Those, up there, are the awesome chore charts I made the kids this week (based on the ones I saw over at SuttonGrace who got them from ModEcoKids.com using some tasks I found over at The Happy HouseWife).  They are double sided so I can flip them around between daily tasks and weekly or anytime tasks.  Love them so much right now.  When I’m feeling less cheap though I’ll fix the few “mistakes” I realized I made and reprint and relaminate them.

And then there’s this:
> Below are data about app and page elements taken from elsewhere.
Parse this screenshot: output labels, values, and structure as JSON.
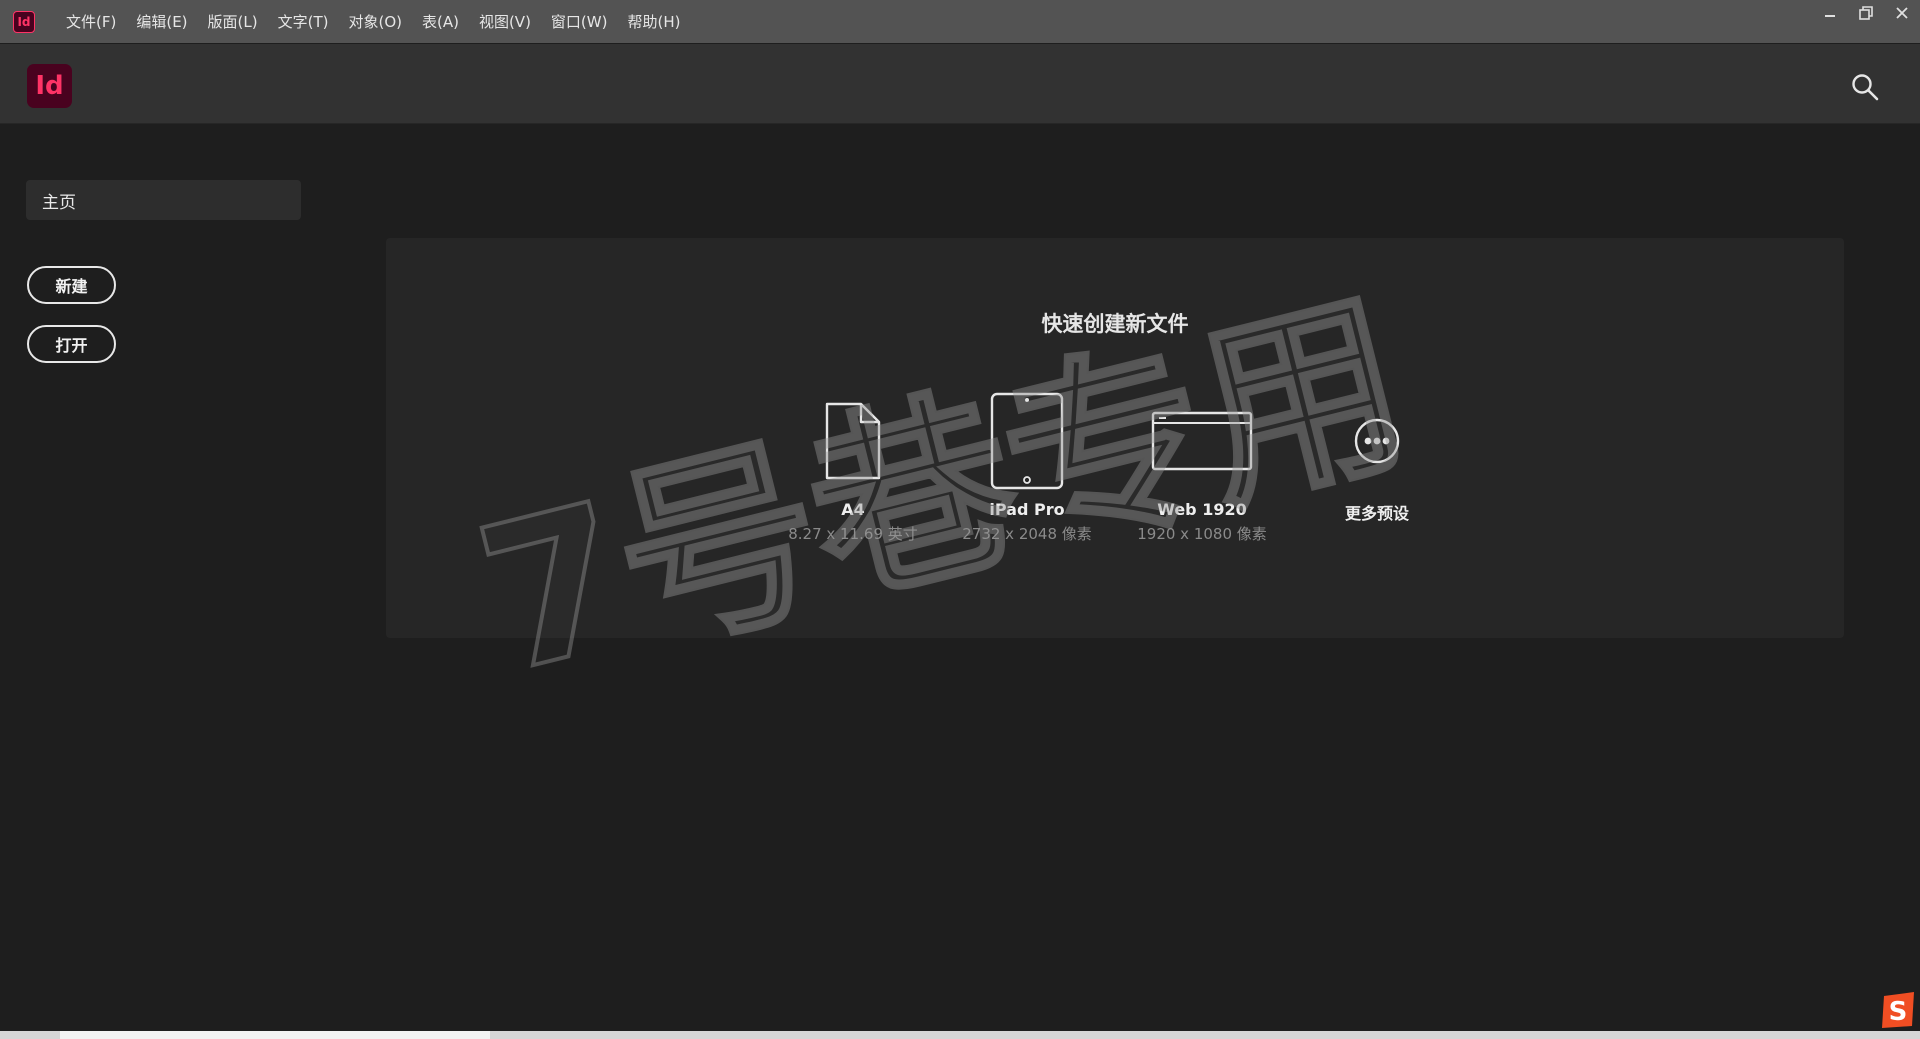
{
  "titlebar": {
    "app_icon_text": "Id",
    "menu": [
      "文件(F)",
      "编辑(E)",
      "版面(L)",
      "文字(T)",
      "对象(O)",
      "表(A)",
      "视图(V)",
      "窗口(W)",
      "帮助(H)"
    ]
  },
  "header": {
    "logo_text": "Id",
    "search_icon": "search-icon"
  },
  "sidebar": {
    "home_label": "主页",
    "new_label": "新建",
    "open_label": "打开"
  },
  "quick_create": {
    "title": "快速创建新文件",
    "presets": [
      {
        "name": "A4",
        "dims": "8.27 x 11.69 英寸",
        "icon": "document-icon"
      },
      {
        "name": "iPad Pro",
        "dims": "2732 x 2048 像素",
        "icon": "tablet-icon"
      },
      {
        "name": "Web 1920",
        "dims": "1920 x 1080 像素",
        "icon": "browser-window-icon"
      },
      {
        "name": "更多预设",
        "dims": "",
        "icon": "more-icon"
      }
    ]
  },
  "watermark": {
    "text": "7号巷专用"
  },
  "colors": {
    "brand": "#ff3366",
    "brand_bg": "#49021f",
    "background": "#1e1e1e",
    "card": "#262626"
  }
}
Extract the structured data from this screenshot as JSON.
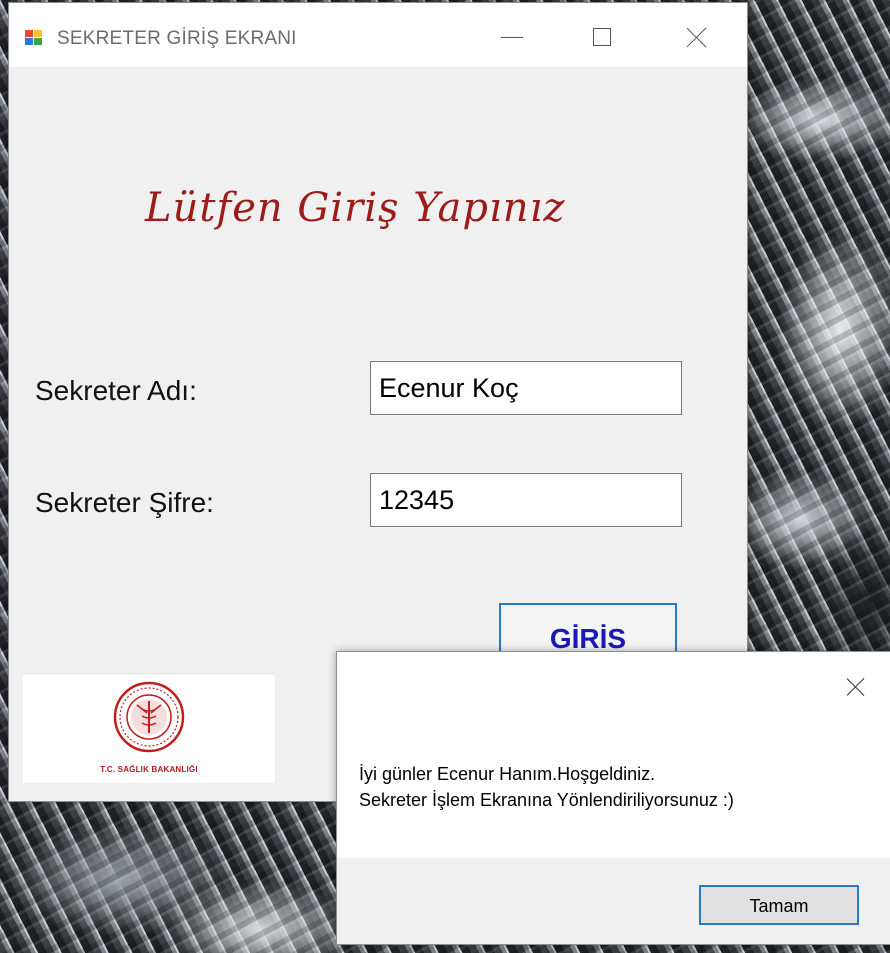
{
  "window": {
    "title": "SEKRETER GİRİŞ EKRANI",
    "icon": "app-icon"
  },
  "form": {
    "heading": "Lütfen Giriş Yapınız",
    "name_label": "Sekreter Adı:",
    "name_value": "Ecenur Koç",
    "password_label": "Sekreter Şifre:",
    "password_value": "12345",
    "login_button": "GİRİS",
    "logo_caption": "T.C. SAĞLIK BAKANLIĞI"
  },
  "dialog": {
    "line1": "İyi günler Ecenur Hanım.Hoşgeldiniz.",
    "line2": "Sekreter İşlem Ekranına Yönlendiriliyorsunuz :)",
    "ok_button": "Tamam"
  },
  "colors": {
    "heading": "#9c1b1b",
    "login_text": "#1a1ab8",
    "focus_border": "#2878d0"
  }
}
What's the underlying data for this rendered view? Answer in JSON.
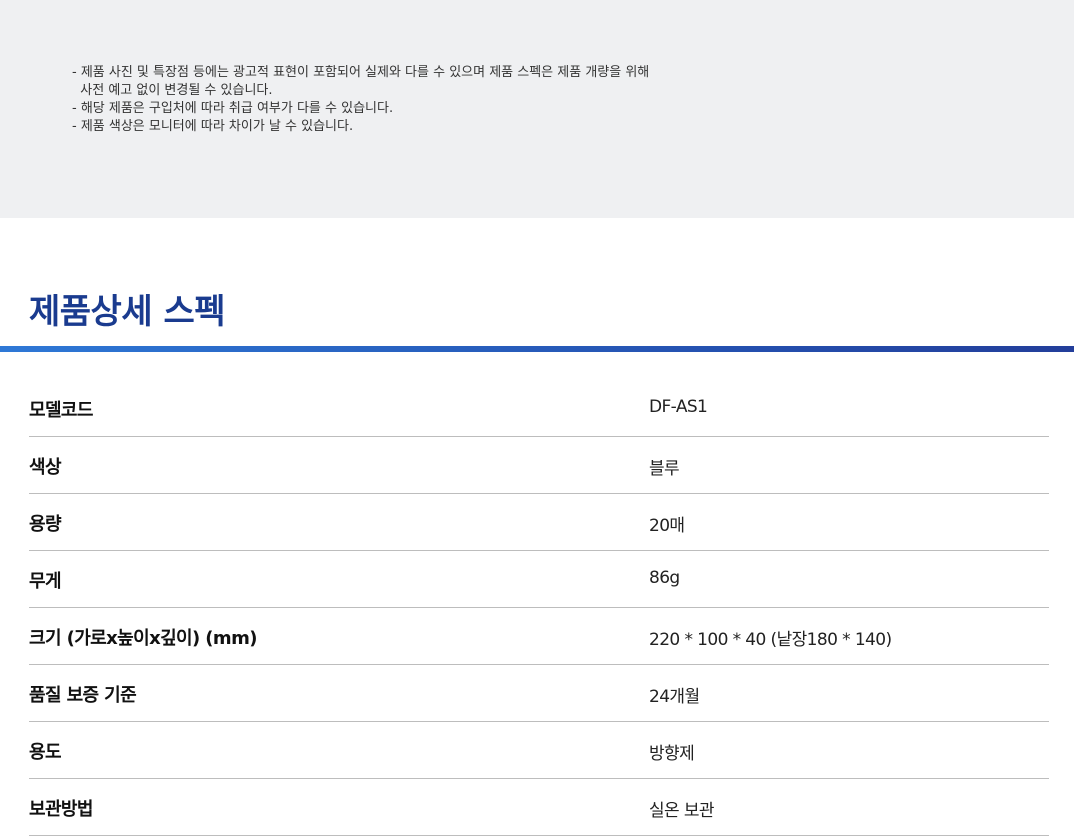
{
  "notice": {
    "lines": [
      "- 제품 사진 및 특장점 등에는 광고적 표현이 포함되어 실제와 다를 수 있으며 제품 스펙은 제품 개량을 위해",
      "  사전 예고 없이 변경될 수 있습니다.",
      "- 해당 제품은 구입처에 따라 취급 여부가 다를 수 있습니다.",
      "- 제품 색상은 모니터에 따라 차이가 날 수 있습니다."
    ]
  },
  "section": {
    "title": "제품상세 스펙"
  },
  "specs": [
    {
      "key": "모델코드",
      "value": "DF-AS1"
    },
    {
      "key": "색상",
      "value": "블루"
    },
    {
      "key": "용량",
      "value": "20매"
    },
    {
      "key": "무게",
      "value": "86g"
    },
    {
      "key": "크기 (가로x높이x깊이) (mm)",
      "value": "220 * 100 * 40 (낱장180 * 140)"
    },
    {
      "key": "품질 보증 기준",
      "value": "24개월"
    },
    {
      "key": "용도",
      "value": "방향제"
    },
    {
      "key": "보관방법",
      "value": "실온 보관"
    }
  ]
}
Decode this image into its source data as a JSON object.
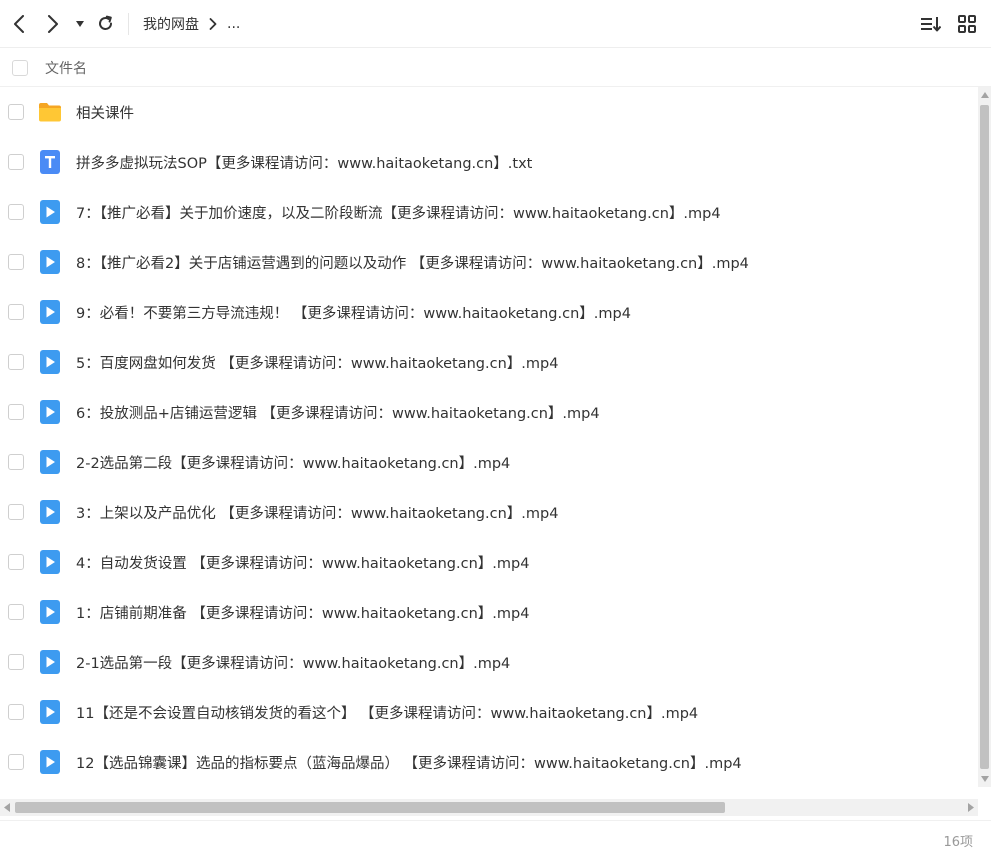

If you’re ever used Saxon Math for the lower grades (K-3 I think), then you know what this is.  For everyone else, here’s a little explanation.  Every lesson starts with what they call “the Meeting”.  Basically, it’s the part of the day where you work on learning about the calendar and time-telling, as well as how to write out amounts of money, counting up to 100 (by 1s, by 5s, by 10s, etc), following patterns and learning how to name patterns (AB, ABC, etc).  We also learn about shapes and colors.  It all depends on the grade level.  For grades 1, 2, and 3, there’s this thing called the meeting strip, upon which you write some of the information you study, such as the date, a time, a pattern, etc.  Done the way they want you to do it, it’s a big waste of money.  You write a few things on the paper and then throw it away.  I decided to do something different, you know, since I’m practically in love with my laminator.  I went to Staples and, instead of making 33 copies of the four part page and then cutting them all apart, I made on large copy of the one square and ran it through my magic machine.  Now, everyday, we can fill in our meeting information and then wipe it off when we’re done.  Problem solved.  Feeling of awesomeness being felt.  Bam.

So, if all of my gushing over the glories of the laminator have yet to cause you to run to the nearest store and buy one, I’m not sure what will.  I’m just going to keep extolling it’s virtues until I run out of things that can (and therefore should) be stuck in a laminating pouch and coated in clear plastic.  That is all.